After we were able to leave Newfoundland for Nova Scotia on the last ferry before the arrival of the most violent hurricane ever recorded there (last blog), we find ourselves on the next ferry just a few hours later: this time to Prince Edward Island ( P.E.I.), the third province we visit in so-called “Maritime Canada”. The contrast to tough, sparsely populated Newfoundland could not be greater: P.E.I. is lovely with gently rolling hills, the very mild climate allows high-yield agriculture and the deep red earth present everywhere is reminiscent of the laterite earth roads in East Africa. There are also great long sandy beaches and beautifully manicured gardens in front of picturesque wooden houses.
Fishing still plays an important role – despite the nowadays extremely strict catch quotas. While having lunch in an authentic fish restaurant, we hear that a fishing boat with a tuna weighing over 350 kg is about to enter the nearby harbor. Of course, we join to watch the disassemblement and washing of this monster and we learn a lot about the entire catching and further processing steps. Due to the restrictive catch quotas (per boat only 1-2 fish per year) only “high-end sushi quality” is fished here. To calm down the tuna after the catch (of course with a fishing rod and not as in many other places with a net), it is first pulled many km behind the ship. This is the only way to avoid too high an adrenaline release and the meat remains dark red and of the appropriate quality. While we watch the fishermen working, the tuna broker is already on the phone with potential buyers in Europe and Japan. The tuna will then be flown out on the same day – of course in First Class 😉.
Province number 4 – New Brunswick – is not far away. The previously consistently high temperatures are becoming significantly cooler and the legendary Indian summer with its great foliage color is slowly but steadily coming. We go on long hikes in the various national parks and – after I was able to replace the thru-axle on my new mountain bike that was lost somewhere in the middle of nowhere – I finally can go for a few great bike tours.
With our province number 5 – Québec – a lot is changing again: not only the language (a strongly accented French is spoken here and to our surprise we meet numerous people who don’t speak any English at all) but also the French savoir-vivre is gaining ground. Great patisseries, upscale restaurants, playful interior design shops…. Sometimes you feel like you’re in Normandy. We enjoy it and replenish our supplies accordingly. After we have circumnavigated the lonely Gaspé Peninsula and hiked through the remote national park, we take the ferry across the St. Lawrence River to the north bank. By chance we learn that the next hurricane – Fiona – will hit Nova Scotia, P.E.I. and Newfoundland. Fortunately, we are now far enough west inland this time: global warming is no longer sparing the north-east of Canada either.
Very rural, old-French landscapes line the huge Sankt Lorenz river as we get closer to Québec city. The offshore Ile d’Orléans seems like France a century ago: beautiful old country houses, wonderful gardens, wine and apple harvests are in full swing and tastings and farm sales are everywhere.

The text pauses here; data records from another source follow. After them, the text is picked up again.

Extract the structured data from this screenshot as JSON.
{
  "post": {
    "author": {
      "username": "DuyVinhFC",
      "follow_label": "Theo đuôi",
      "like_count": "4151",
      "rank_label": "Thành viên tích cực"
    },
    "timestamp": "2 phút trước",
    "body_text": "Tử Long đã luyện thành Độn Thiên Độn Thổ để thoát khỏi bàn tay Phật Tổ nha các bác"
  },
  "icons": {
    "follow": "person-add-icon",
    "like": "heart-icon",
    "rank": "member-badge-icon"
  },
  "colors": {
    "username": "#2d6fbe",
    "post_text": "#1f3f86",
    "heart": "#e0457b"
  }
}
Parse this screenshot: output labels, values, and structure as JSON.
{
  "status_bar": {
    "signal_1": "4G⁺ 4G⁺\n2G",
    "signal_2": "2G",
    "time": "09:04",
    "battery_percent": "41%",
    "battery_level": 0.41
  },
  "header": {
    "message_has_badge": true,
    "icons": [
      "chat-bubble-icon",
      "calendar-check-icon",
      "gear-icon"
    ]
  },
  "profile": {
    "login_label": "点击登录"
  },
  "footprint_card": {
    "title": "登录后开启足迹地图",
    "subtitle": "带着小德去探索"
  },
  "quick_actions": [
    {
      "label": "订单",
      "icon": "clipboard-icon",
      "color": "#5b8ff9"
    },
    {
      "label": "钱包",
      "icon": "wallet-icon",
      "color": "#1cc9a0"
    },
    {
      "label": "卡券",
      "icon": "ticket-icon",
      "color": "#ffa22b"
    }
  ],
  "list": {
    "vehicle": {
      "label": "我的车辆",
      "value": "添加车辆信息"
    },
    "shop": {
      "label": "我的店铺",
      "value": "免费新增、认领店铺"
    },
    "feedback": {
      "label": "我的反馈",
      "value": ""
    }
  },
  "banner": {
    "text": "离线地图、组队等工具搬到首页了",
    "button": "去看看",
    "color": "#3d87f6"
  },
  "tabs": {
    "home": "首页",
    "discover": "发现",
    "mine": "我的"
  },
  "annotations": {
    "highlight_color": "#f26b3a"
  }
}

Québec city itself is surprisingly small, but also very French. After a few days of nature and relaxation in the Mount Sutton area, already close to the border to Vermont/USA, we end our journey through eastern Canada in Montreal.
Here we and another Swiss overlander couple are invited to a prospective Canadian overlander and can enjoy self-killed moose meat (the moose even had to be pulled out of a lake by a rowing boat after it was shot, so there is a lot to tell and discuss😉). He has completely built his 3-achsle truck himself into size dimensions, against which even Shujaa appears to be an absolute compact vehicle. Everything in life is relative, as we know.
Then we go to Montreal Downtown and we explore our first real big city on North American soil. Impressive quality of life paired with a very strong multi-culture and all this in a completely relaxed coexistence. Many other countries we have visited can take an example on that! With these very positive impressions we leave eastern Canada for the USA and are already looking forward to traveling the western part of this great country next summer on our way to Alaska.